Japan’s three biggest automakers are poised to add almost 32,000 people to the unprecedented ranks of North American workers seeking unemployment benefits.
While Toyota Motor Corp. isn’t furloughing any of its direct employees in the U.S., Canada or Mexico, the car maker said Wednesday that it will no longer pay the roughly 5,000 people that temp agencies employ to help staff its idled plants in the region. The company will continue to provide benefits for the time being.
Toyota’s North American unit announced the cost-cutting move a day after Japanese peers Honda Motor Co. and Nissan Motor Co. said they would temporarily stop paying all staff at their idled U.S. plants and ask them to file for states’ unemployment benefits. Honda’s decision affects 16,900 employees, while Nissan said it will furlough roughly 10,000 workers.

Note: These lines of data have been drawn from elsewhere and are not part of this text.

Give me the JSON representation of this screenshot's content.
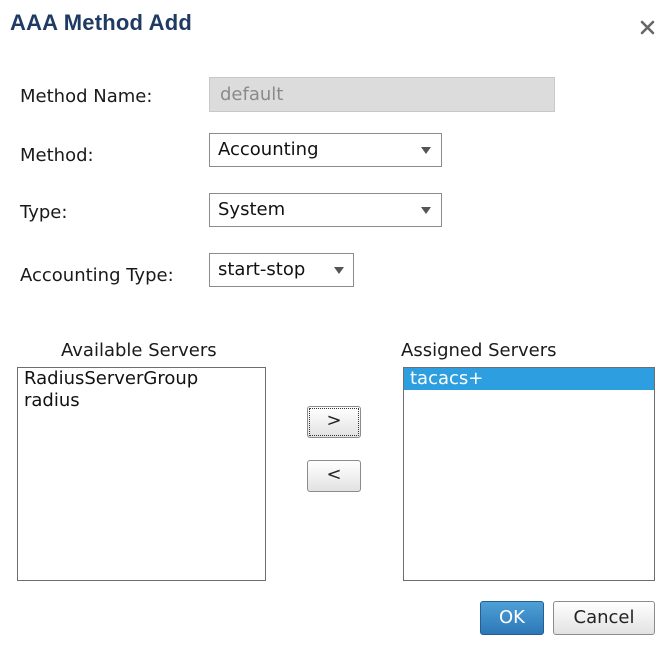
{
  "dialog": {
    "title": "AAA Method Add",
    "close_icon": "close-icon"
  },
  "form": {
    "method_name_label": "Method Name:",
    "method_name_value": "default",
    "method_label": "Method:",
    "method_value": "Accounting",
    "type_label": "Type:",
    "type_value": "System",
    "accounting_type_label": "Accounting Type:",
    "accounting_type_value": "start-stop"
  },
  "servers": {
    "available_title": "Available Servers",
    "available": [
      "RadiusServerGroup",
      "radius"
    ],
    "assigned_title": "Assigned Servers",
    "assigned": [
      "tacacs+"
    ],
    "assigned_selected": "tacacs+",
    "add_label": ">",
    "remove_label": "<"
  },
  "actions": {
    "ok_label": "OK",
    "cancel_label": "Cancel"
  },
  "colors": {
    "title": "#1f3b63",
    "selection": "#2d9fe0",
    "ok_button": "#2c78b8",
    "disabled_input": "#dcdcdc"
  }
}
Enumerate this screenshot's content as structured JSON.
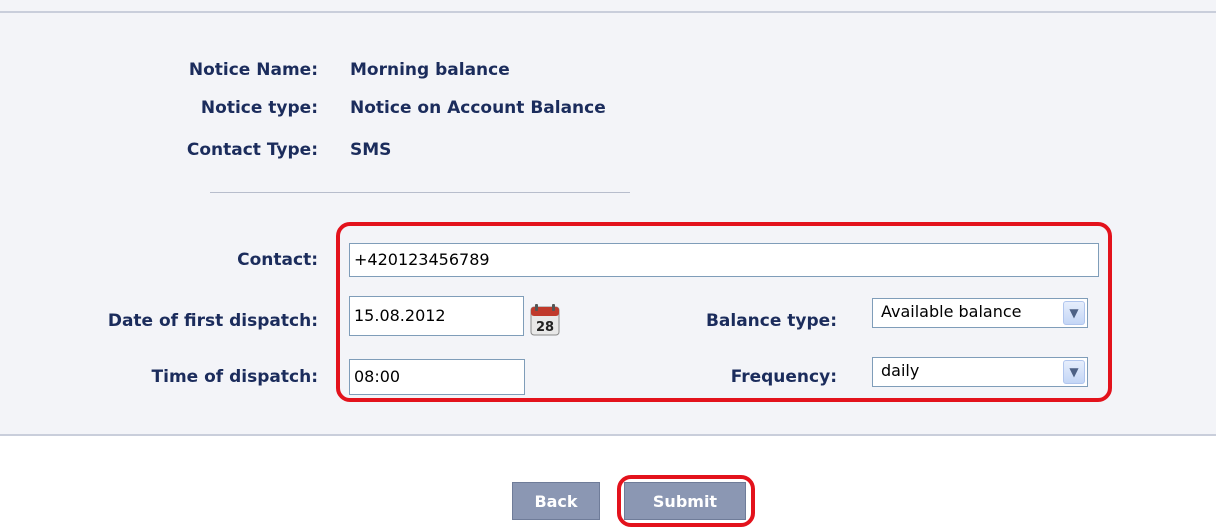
{
  "notice": {
    "name_label": "Notice Name:",
    "name_value": "Morning balance",
    "type_label": "Notice type:",
    "type_value": "Notice on Account Balance",
    "contact_type_label": "Contact Type:",
    "contact_type_value": "SMS"
  },
  "form": {
    "contact_label": "Contact:",
    "contact_value": "+420123456789",
    "date_label": "Date of first dispatch:",
    "date_value": "15.08.2012",
    "calendar_day": "28",
    "time_label": "Time of dispatch:",
    "time_value": "08:00",
    "balance_label": "Balance type:",
    "balance_value": "Available balance",
    "frequency_label": "Frequency:",
    "frequency_value": "daily"
  },
  "buttons": {
    "back_label": "Back",
    "submit_label": "Submit"
  },
  "colors": {
    "highlight": "#e3121c",
    "button_bg": "#8b97b3",
    "label_text": "#1b2c5c"
  },
  "icons": {
    "calendar": "calendar-icon",
    "dropdown": "chevron-down-icon"
  }
}
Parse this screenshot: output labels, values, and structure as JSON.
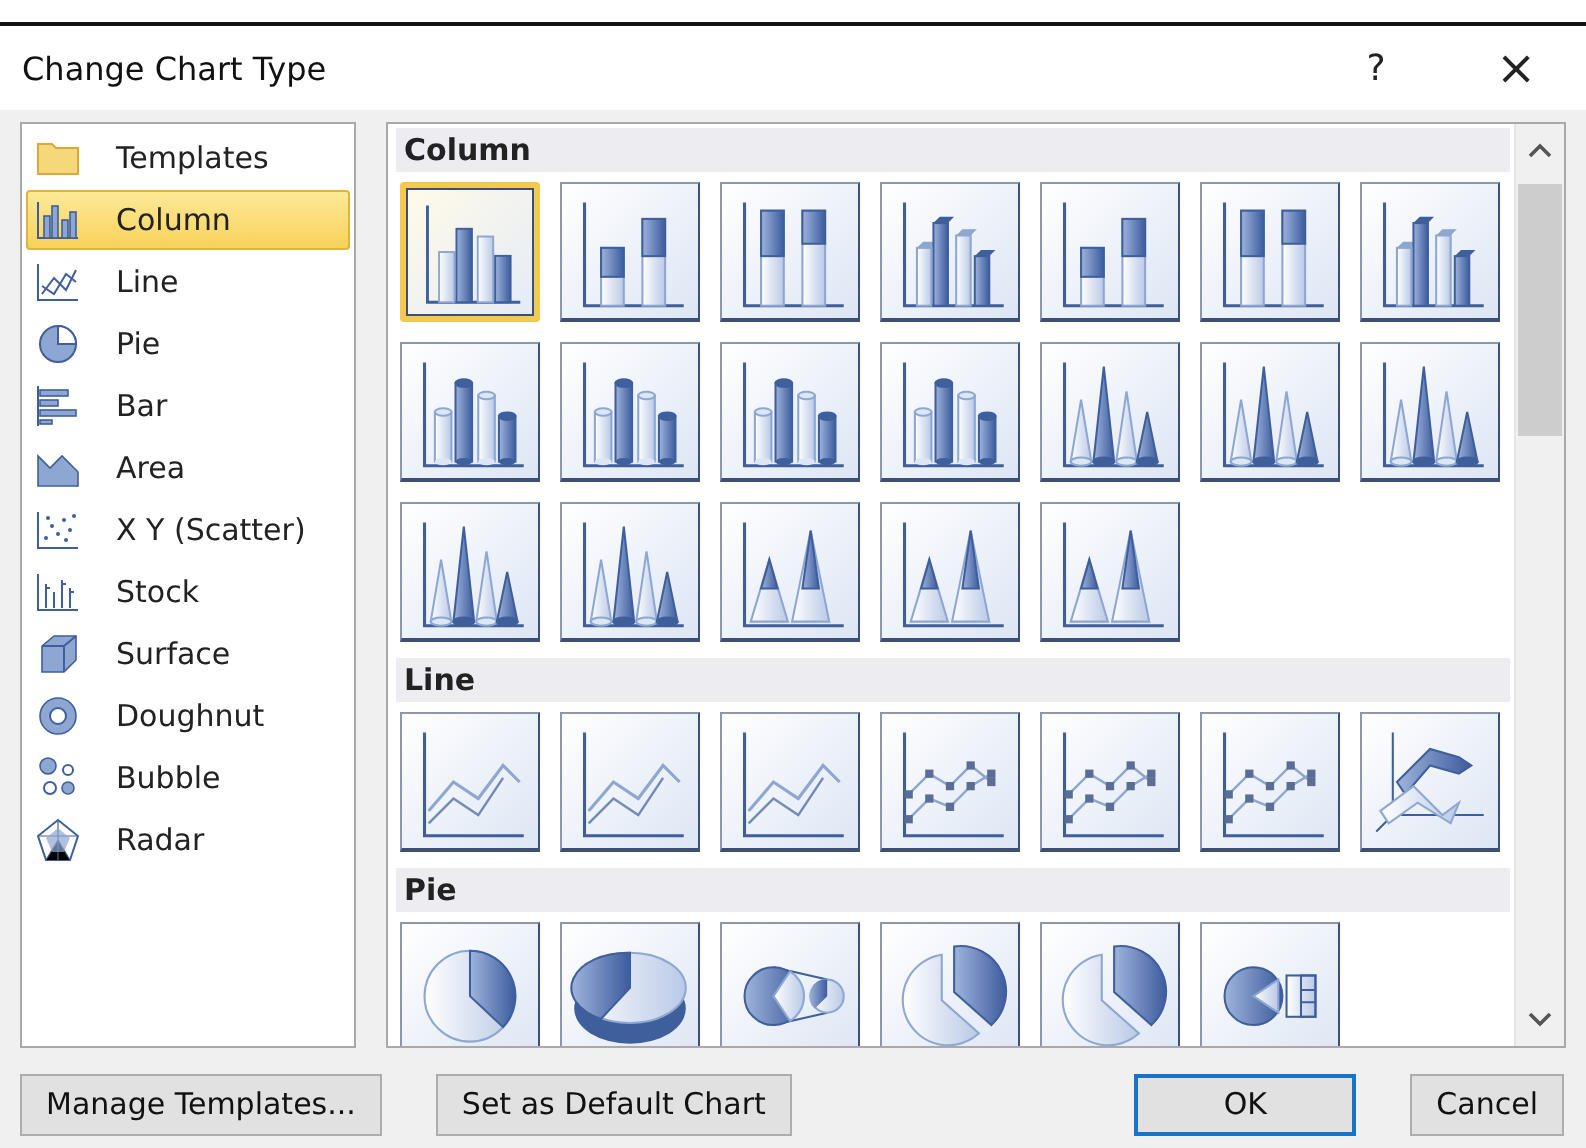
{
  "window": {
    "title": "Change Chart Type",
    "help": "?",
    "close": "×"
  },
  "sidebar": {
    "items": [
      {
        "label": "Templates",
        "kind": "templates",
        "selected": false
      },
      {
        "label": "Column",
        "kind": "column",
        "selected": true
      },
      {
        "label": "Line",
        "kind": "line",
        "selected": false
      },
      {
        "label": "Pie",
        "kind": "pie",
        "selected": false
      },
      {
        "label": "Bar",
        "kind": "bar",
        "selected": false
      },
      {
        "label": "Area",
        "kind": "area",
        "selected": false
      },
      {
        "label": "X Y (Scatter)",
        "kind": "scatter",
        "selected": false
      },
      {
        "label": "Stock",
        "kind": "stock",
        "selected": false
      },
      {
        "label": "Surface",
        "kind": "surface",
        "selected": false
      },
      {
        "label": "Doughnut",
        "kind": "doughnut",
        "selected": false
      },
      {
        "label": "Bubble",
        "kind": "bubble",
        "selected": false
      },
      {
        "label": "Radar",
        "kind": "radar",
        "selected": false
      }
    ]
  },
  "gallery": [
    {
      "title": "Column",
      "items": [
        {
          "kind": "column",
          "selected": true
        },
        {
          "kind": "stackedcolumn",
          "selected": false
        },
        {
          "kind": "fullcolumn",
          "selected": false
        },
        {
          "kind": "column3d",
          "selected": false
        },
        {
          "kind": "stackedcolumn",
          "selected": false
        },
        {
          "kind": "fullcolumn",
          "selected": false
        },
        {
          "kind": "column3d",
          "selected": false
        },
        {
          "kind": "cylinder",
          "selected": false
        },
        {
          "kind": "cylinder",
          "selected": false
        },
        {
          "kind": "cylinder",
          "selected": false
        },
        {
          "kind": "cylinder",
          "selected": false
        },
        {
          "kind": "cone",
          "selected": false
        },
        {
          "kind": "cone",
          "selected": false
        },
        {
          "kind": "cone",
          "selected": false
        },
        {
          "kind": "cone",
          "selected": false
        },
        {
          "kind": "cone",
          "selected": false
        },
        {
          "kind": "pyramid",
          "selected": false
        },
        {
          "kind": "pyramid",
          "selected": false
        },
        {
          "kind": "pyramid",
          "selected": false
        }
      ]
    },
    {
      "title": "Line",
      "items": [
        {
          "kind": "line",
          "selected": false
        },
        {
          "kind": "line",
          "selected": false
        },
        {
          "kind": "line",
          "selected": false
        },
        {
          "kind": "markerline",
          "selected": false
        },
        {
          "kind": "markerline",
          "selected": false
        },
        {
          "kind": "markerline",
          "selected": false
        },
        {
          "kind": "line3d",
          "selected": false
        }
      ]
    },
    {
      "title": "Pie",
      "items": [
        {
          "kind": "pie",
          "selected": false
        },
        {
          "kind": "pie3d",
          "selected": false
        },
        {
          "kind": "pieofpie",
          "selected": false
        },
        {
          "kind": "explodedpie",
          "selected": false
        },
        {
          "kind": "explodedpie",
          "selected": false
        },
        {
          "kind": "barofpie",
          "selected": false
        }
      ]
    }
  ],
  "buttons": [
    {
      "label": "Manage Templates...",
      "kind": "normal"
    },
    {
      "label": "Set as Default Chart",
      "kind": "normal"
    },
    {
      "label": "OK",
      "kind": "default"
    },
    {
      "label": "Cancel",
      "kind": "normal"
    }
  ]
}
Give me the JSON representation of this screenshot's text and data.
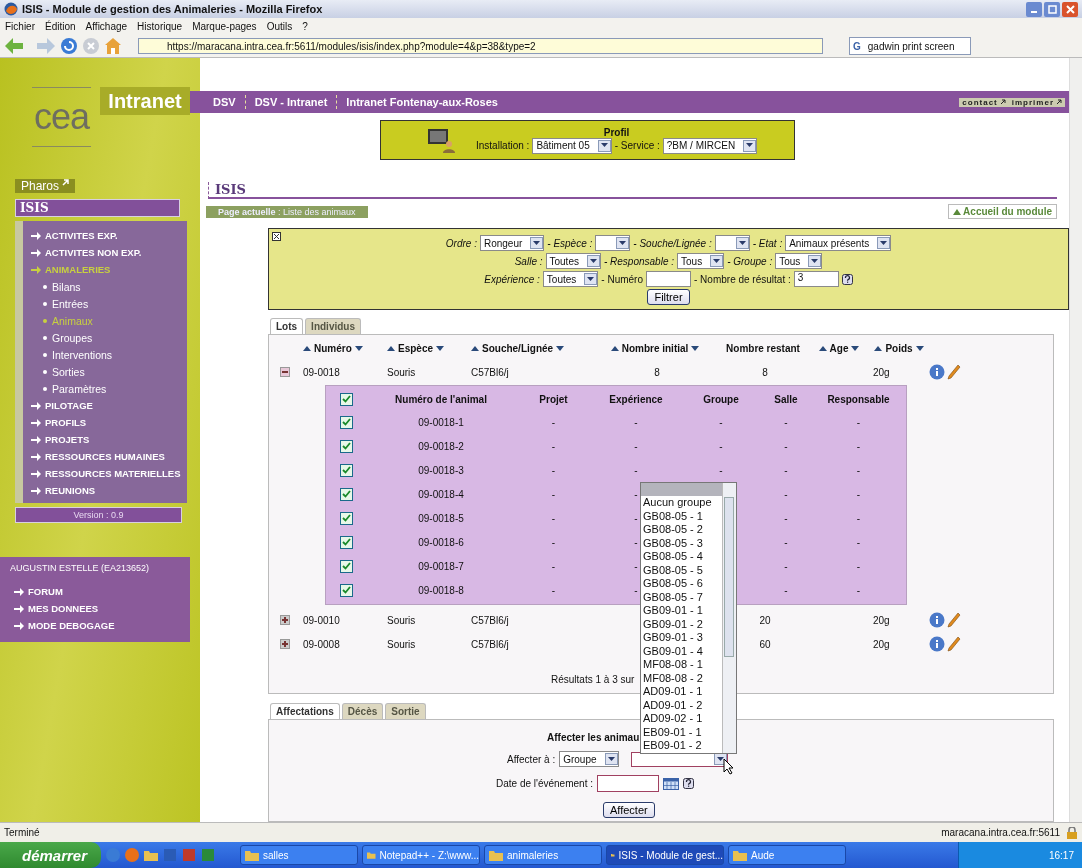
{
  "window": {
    "title": "ISIS - Module de gestion des Animaleries - Mozilla Firefox"
  },
  "menu": [
    "Fichier",
    "Édition",
    "Affichage",
    "Historique",
    "Marque-pages",
    "Outils",
    "?"
  ],
  "toolbar": {
    "url": "https://maracana.intra.cea.fr:5611/modules/isis/index.php?module=4&p=38&type=2",
    "search_engine": "G",
    "search": "gadwin print screen"
  },
  "site": {
    "logo": "cea",
    "brand": "Intranet",
    "nav": [
      "DSV",
      "DSV - Intranet",
      "Intranet Fontenay-aux-Roses"
    ],
    "links": [
      "contact",
      "imprimer"
    ]
  },
  "profile": {
    "title": "Profil",
    "fields": [
      {
        "label": "Installation :",
        "value": "Bâtiment 05"
      },
      {
        "label": "- Service :",
        "value": "?BM / MIRCEN"
      }
    ]
  },
  "sidebar": {
    "pharos": "Pharos",
    "title": "ISIS",
    "items": [
      {
        "label": "ACTIVITES EXP.",
        "selected": false
      },
      {
        "label": "ACTIVITES NON EXP.",
        "selected": false
      },
      {
        "label": "ANIMALERIES",
        "selected": true,
        "children": [
          {
            "label": "Bilans",
            "selected": false
          },
          {
            "label": "Entrées",
            "selected": false
          },
          {
            "label": "Animaux",
            "selected": true
          },
          {
            "label": "Groupes",
            "selected": false
          },
          {
            "label": "Interventions",
            "selected": false
          },
          {
            "label": "Sorties",
            "selected": false
          },
          {
            "label": "Paramètres",
            "selected": false
          }
        ]
      },
      {
        "label": "PILOTAGE",
        "selected": false
      },
      {
        "label": "PROFILS",
        "selected": false
      },
      {
        "label": "PROJETS",
        "selected": false
      },
      {
        "label": "RESSOURCES HUMAINES",
        "selected": false
      },
      {
        "label": "RESSOURCES MATERIELLES",
        "selected": false
      },
      {
        "label": "REUNIONS",
        "selected": false
      }
    ],
    "version": "Version : 0.9",
    "user": "AUGUSTIN ESTELLE (EA213652)",
    "user_items": [
      "FORUM",
      "MES DONNEES",
      "MODE DEBOGAGE"
    ]
  },
  "module": {
    "title": "ISIS",
    "breadcrumb": "**Page actuelle** : Liste des animaux",
    "home_link": "Accueil du module"
  },
  "filters": [
    [
      {
        "label": "Ordre :",
        "kind": "select",
        "value": "Rongeur"
      },
      {
        "label": "- Espèce :",
        "kind": "select"
      },
      {
        "label": "- Souche/Lignée :",
        "kind": "select"
      },
      {
        "label": "- Etat :",
        "kind": "select",
        "value": "Animaux présents"
      }
    ],
    [
      {
        "label": "Salle :",
        "kind": "select",
        "value": "Toutes"
      },
      {
        "label": "- Responsable :",
        "kind": "select",
        "value": "Tous"
      },
      {
        "label": "- Groupe :",
        "kind": "select",
        "value": "Tous"
      }
    ],
    [
      {
        "label": "Expérience :",
        "kind": "select",
        "value": "Toutes"
      },
      {
        "label": "- Numéro",
        "kind": "input"
      },
      {
        "label": "- Nombre de résultat :",
        "kind": "input",
        "value": "3"
      }
    ]
  ],
  "filter_button": "Filtrer",
  "result_tabs": [
    {
      "label": "Lots",
      "selected": true
    },
    {
      "label": "Individus",
      "selected": false
    }
  ],
  "lots": {
    "columns": [
      {
        "label": "Numéro",
        "sortable": true
      },
      {
        "label": "Espèce",
        "sortable": true
      },
      {
        "label": "Souche/Lignée",
        "sortable": true
      },
      {
        "label": "Nombre initial",
        "sortable": true
      },
      {
        "label": "Nombre restant",
        "sortable": false
      },
      {
        "label": "Age",
        "sortable": true
      },
      {
        "label": "Poids",
        "sortable": true
      }
    ],
    "rows": [
      {
        "expanded": true,
        "numero": "09-0018",
        "espece": "Souris",
        "souche": "C57Bl6/j",
        "initial": "8",
        "restant": "8",
        "poids": "20g"
      },
      {
        "expanded": false,
        "numero": "09-0010",
        "espece": "Souris",
        "souche": "C57Bl6/j",
        "restant": "20",
        "poids": "20g"
      },
      {
        "expanded": false,
        "numero": "09-0008",
        "espece": "Souris",
        "souche": "C57Bl6/j",
        "restant": "60",
        "poids": "20g"
      }
    ],
    "animals": {
      "all_checked": true,
      "columns": [
        "Numéro de l'animal",
        "Projet",
        "Expérience",
        "Groupe",
        "Salle",
        "Responsable"
      ],
      "rows": [
        {
          "checked": true,
          "numero": "09-0018-1",
          "projet": "-",
          "experience": "-",
          "groupe": "-",
          "salle": "-",
          "responsable": "-"
        },
        {
          "checked": true,
          "numero": "09-0018-2",
          "projet": "-",
          "experience": "-",
          "groupe": "-",
          "salle": "-",
          "responsable": "-"
        },
        {
          "checked": true,
          "numero": "09-0018-3",
          "projet": "-",
          "experience": "-",
          "groupe": "-",
          "salle": "-",
          "responsable": "-"
        },
        {
          "checked": true,
          "numero": "09-0018-4",
          "projet": "-",
          "experience": "-",
          "salle": "-",
          "responsable": "-"
        },
        {
          "checked": true,
          "numero": "09-0018-5",
          "projet": "-",
          "experience": "-",
          "salle": "-",
          "responsable": "-"
        },
        {
          "checked": true,
          "numero": "09-0018-6",
          "projet": "-",
          "experience": "-",
          "salle": "-",
          "responsable": "-"
        },
        {
          "checked": true,
          "numero": "09-0018-7",
          "projet": "-",
          "experience": "-",
          "salle": "-",
          "responsable": "-"
        },
        {
          "checked": true,
          "numero": "09-0018-8",
          "projet": "-",
          "experience": "-",
          "salle": "-",
          "responsable": "-"
        }
      ]
    },
    "results": "Résultats 1 à 3 sur"
  },
  "assign_tabs": [
    {
      "label": "Affectations",
      "selected": true
    },
    {
      "label": "Décès",
      "selected": false
    },
    {
      "label": "Sortie",
      "selected": false
    }
  ],
  "assign": {
    "title": "Affecter les animau",
    "target_label": "Affecter à :",
    "target_value": "Groupe",
    "date_label": "Date de l'événement :",
    "button": "Affecter"
  },
  "group_dropdown": {
    "options": [
      "Aucun groupe",
      "GB08-05 - 1",
      "GB08-05 - 2",
      "GB08-05 - 3",
      "GB08-05 - 4",
      "GB08-05 - 5",
      "GB08-05 - 6",
      "GB08-05 - 7",
      "GB09-01 - 1",
      "GB09-01 - 2",
      "GB09-01 - 3",
      "GB09-01 - 4",
      "MF08-08 - 1",
      "MF08-08 - 2",
      "AD09-01 - 1",
      "AD09-01 - 2",
      "AD09-02 - 1",
      "EB09-01 - 1",
      "EB09-01 - 2"
    ]
  },
  "status_bar": {
    "text": "Terminé",
    "host": "maracana.intra.cea.fr:5611"
  },
  "taskbar": {
    "start": "démarrer",
    "tasks": [
      {
        "label": "salles",
        "selected": false
      },
      {
        "label": "Notepad++ - Z:\\www...",
        "selected": false
      },
      {
        "label": "animaleries",
        "selected": false
      },
      {
        "label": "ISIS - Module de gest...",
        "selected": true
      },
      {
        "label": "Aude",
        "selected": false
      }
    ],
    "clock": "16:17"
  }
}
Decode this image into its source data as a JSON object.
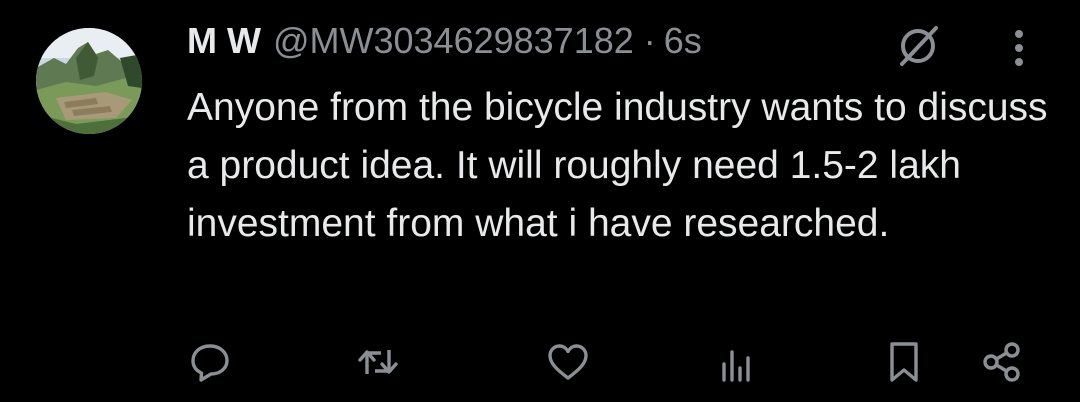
{
  "tweet": {
    "author_name": "M W",
    "handle": "@MW3034629837182",
    "separator": "·",
    "time": "6s",
    "text": "Anyone from the bicycle industry wants to discuss a product idea. It will roughly need 1.5-2 lakh investment from what i have researched."
  },
  "icons": {
    "avatar": "landscape-avatar",
    "mute": "mute-icon",
    "more": "more-vertical-icon",
    "actions": [
      "reply-icon",
      "retweet-icon",
      "like-icon",
      "views-icon",
      "bookmark-icon",
      "share-icon"
    ]
  },
  "colors": {
    "background": "#000000",
    "text": "#e7e9ea",
    "secondary": "#8b8f94"
  }
}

Companies across the auto industry are taking measures to conserve cash as they face uncertainty both with regard to how soon they’ll be able to reopen operations and how long it will take for demand to recover. Tesla Inc. and BMW AG have also announced plans within the past day to furlough untold numbers of American workers.
Toyota is extending the shutdown of its North American vehicle and parts factories a third time, citing the coronavirus outbreak and weak demand. The automaker now intends to reopen the facilities on May 4, two weeks later than planned.
Toyota will continue to pay full-time production workers, though the company is asking them to either use two paid-time-off days during the longer shutdown, or forgo two days of pay.
The automaker’s U.S. sales plunged 37% last month to just 135,730 cars and trucks, its worst March since 2011, when a tsunami hit Japan and disrupted North American imports of vehicles and parts. Industrywide, U.S. deliveries ran at the slowest pace in a decade and are expected to fall further in the months to come.
Toyota has also idled factories in Europe and curbed production in Japan and elsewhere in Asia. It’s offered to help boost production of medical supplies in both the U.S. and Japan.